[Exercise brief] Copy out exactly the lines from the one containing "Read all visible content and emit it as JSON." to the last line of the records below, both included, and leave out any pictures.

(Dataset records begins)

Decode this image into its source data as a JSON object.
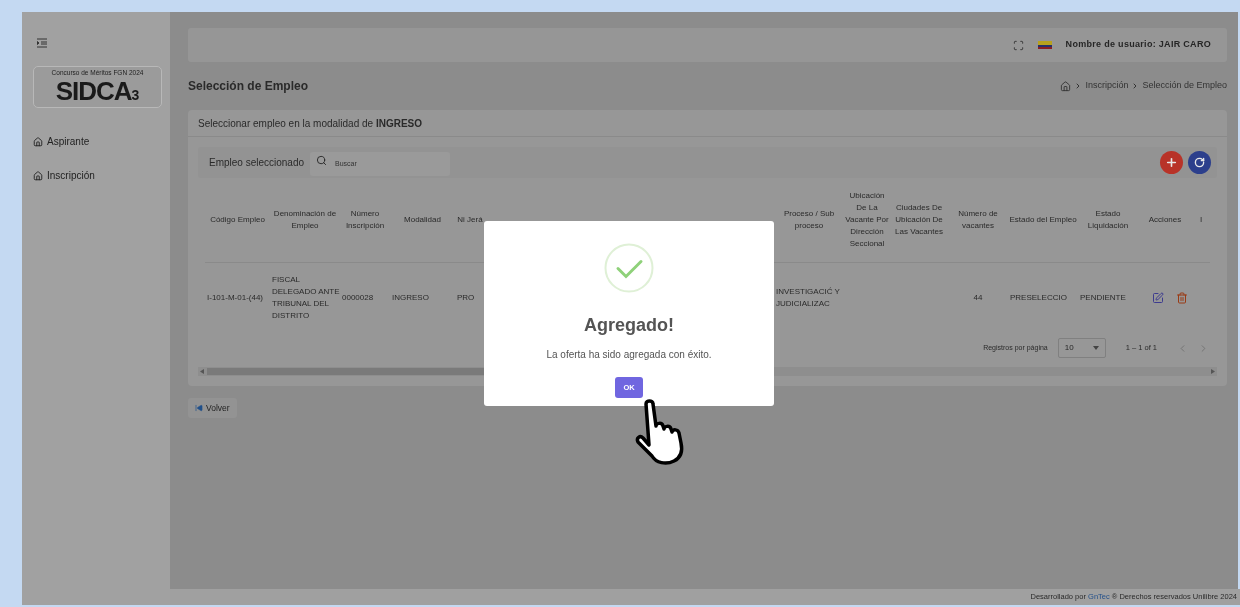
{
  "sidebar": {
    "logo": {
      "caption": "Concurso de Méritos FGN 2024",
      "wordmark": "SIDCA",
      "suffix": "3"
    },
    "items": [
      {
        "label": "Aspirante"
      },
      {
        "label": "Inscripción"
      }
    ]
  },
  "topbar": {
    "user": "Nombre de usuario: JAIR CARO"
  },
  "page": {
    "title": "Selección de Empleo",
    "breadcrumb": [
      "Inscripción",
      "Selección de Empleo"
    ]
  },
  "card": {
    "heading": "Seleccionar empleo en la modalidad de **INGRESO**",
    "toolbar": {
      "label": "Empleo seleccionado",
      "search_placeholder": "Buscar"
    },
    "table": {
      "columns": [
        "Código Empleo",
        "Denominación de Empleo",
        "Número Inscripción",
        "Modalidad",
        "Ni Jerá",
        "Proceso / Sub proceso",
        "Ubicación De La Vacante Por Dirección Seccional",
        "Ciudades De Ubicación De Las Vacantes",
        "Número de vacantes",
        "Estado del Empleo",
        "Estado Liquidación",
        "Acciones",
        "I"
      ],
      "rows": [
        [
          "I-101-M-01-(44)",
          "FISCAL DELEGADO ANTE TRIBUNAL DEL DISTRITO",
          "0000028",
          "INGRESO",
          "PRO",
          "INVESTIGACIĆ Y JUDICIALIZAC",
          "",
          "",
          "44",
          "PRESELECCIO",
          "PENDIENTE"
        ]
      ]
    },
    "pagination": {
      "label": "Registros por página",
      "per_page": "10",
      "range": "1 – 1 of 1",
      "prev_disabled": true,
      "next_disabled": true
    }
  },
  "back_button": "Volver",
  "footer": {
    "prefix": "Desarrollado por",
    "link": "GnTec",
    "suffix": "® Derechos reservados Unilibre 2024"
  },
  "dialog": {
    "title": "Agregado!",
    "message": "La oferta ha sido agregada con éxito.",
    "button": "OK"
  }
}
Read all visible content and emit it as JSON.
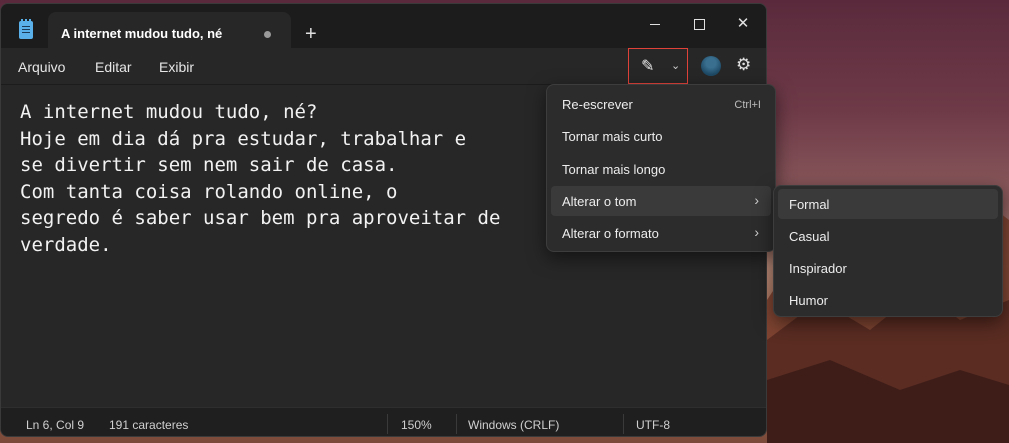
{
  "window": {
    "tab_title": "A internet mudou tudo, né",
    "new_tab_glyph": "+",
    "close_glyph": "✕"
  },
  "menubar": {
    "items": [
      "Arquivo",
      "Editar",
      "Exibir"
    ],
    "chevron_glyph": "⌄",
    "cowriter_glyph": "✎",
    "gear_glyph": "⚙"
  },
  "editor": {
    "text": "A internet mudou tudo, né?\nHoje em dia dá pra estudar, trabalhar e\nse divertir sem nem sair de casa.\nCom tanta coisa rolando online, o\nsegredo é saber usar bem pra aproveitar de\nverdade."
  },
  "statusbar": {
    "position": "Ln 6, Col 9",
    "chars": "191 caracteres",
    "zoom": "150%",
    "line_ending": "Windows (CRLF)",
    "encoding": "UTF-8"
  },
  "rewrite_menu": {
    "items": [
      {
        "label": "Re-escrever",
        "shortcut": "Ctrl+I"
      },
      {
        "label": "Tornar mais curto"
      },
      {
        "label": "Tornar mais longo"
      },
      {
        "label": "Alterar o tom",
        "arrow": "›"
      },
      {
        "label": "Alterar o formato",
        "arrow": "›"
      }
    ]
  },
  "tone_submenu": {
    "items": [
      "Formal",
      "Casual",
      "Inspirador",
      "Humor"
    ]
  },
  "colors": {
    "accent_border": "#e0423a",
    "window_bg": "#272727",
    "menu_bg": "#2c2c2c"
  }
}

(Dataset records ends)

[Result for this task]
Read all visible content and emit it as JSON.
{
  "window": {
    "tab_title": "A internet mudou tudo, né",
    "new_tab_glyph": "+",
    "close_glyph": "✕"
  },
  "menubar": {
    "items": [
      "Arquivo",
      "Editar",
      "Exibir"
    ],
    "chevron_glyph": "⌄",
    "cowriter_glyph": "✎",
    "gear_glyph": "⚙"
  },
  "editor": {
    "text": "A internet mudou tudo, né?\nHoje em dia dá pra estudar, trabalhar e\nse divertir sem nem sair de casa.\nCom tanta coisa rolando online, o\nsegredo é saber usar bem pra aproveitar de\nverdade."
  },
  "statusbar": {
    "position": "Ln 6, Col 9",
    "chars": "191 caracteres",
    "zoom": "150%",
    "line_ending": "Windows (CRLF)",
    "encoding": "UTF-8"
  },
  "rewrite_menu": {
    "items": [
      {
        "label": "Re-escrever",
        "shortcut": "Ctrl+I"
      },
      {
        "label": "Tornar mais curto"
      },
      {
        "label": "Tornar mais longo"
      },
      {
        "label": "Alterar o tom",
        "arrow": "›"
      },
      {
        "label": "Alterar o formato",
        "arrow": "›"
      }
    ]
  },
  "tone_submenu": {
    "items": [
      "Formal",
      "Casual",
      "Inspirador",
      "Humor"
    ]
  },
  "colors": {
    "accent_border": "#e0423a",
    "window_bg": "#272727",
    "menu_bg": "#2c2c2c"
  }
}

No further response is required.